I had an experience somewhat like this, but going the other way…
My father, who was 40 when I was born in 1960, grew up listening to orchestral and big-band sounds, like most of the WW2 generation. By the time I was a young teenager and heavily into 60s and 70s rock, his tastes were basically elevator music, “Muzak” for those who recall. Mantovani was big for him. He disdained and disparaged rock music in a big way.
In 1975, when I was fifteen, he had the first of two heart attacks, the second a couple years later. By the late 70s he’d undergone something of a mid-life change, his perspective really evolved on lots of things. He greatly broadened his tastes in food and drink, movies, travel, etc. I was able to get him to start listening to real music, starting with the kind of acoustic-based rock I still love to this day. Little Feat’s Waiting for Columbus was one that really had a huge effect on his musical worldview-- he loved Dixie Chicken and Old Folks Boogie in particular.
Music became one of the many ways our relationship grew stronger and stronger over the years.
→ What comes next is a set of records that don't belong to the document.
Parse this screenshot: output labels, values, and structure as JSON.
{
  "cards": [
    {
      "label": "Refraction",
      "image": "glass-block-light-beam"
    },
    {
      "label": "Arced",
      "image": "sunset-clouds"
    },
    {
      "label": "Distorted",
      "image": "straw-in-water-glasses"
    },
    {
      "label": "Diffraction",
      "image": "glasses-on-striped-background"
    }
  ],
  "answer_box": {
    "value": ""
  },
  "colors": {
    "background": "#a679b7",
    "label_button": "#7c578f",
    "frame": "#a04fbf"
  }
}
After I left home for college, I would always bring him a couple of CDs every time I came home to visit (a few times a year), and for his birthday and Xmas. We would sit and listen and spend great quality time together. He got into the habit of going to music stores and browsing the shelves, and talking to the staff about whatever they had playing in the store if it appealed to him. I count it as one of the great achievements of my life to have gotten him to embrace good music.
And finally the punchline: One time when I came home for a visit, he reached for a CD that he had just bought after hearing it in a store, and excitedly put it on. “Dave, you’ll love this-- have you ever heard of a guy named Eric Clapton??” (It was his Unplugged record). “Why, yes Dad, I sure have…” Completely awesome!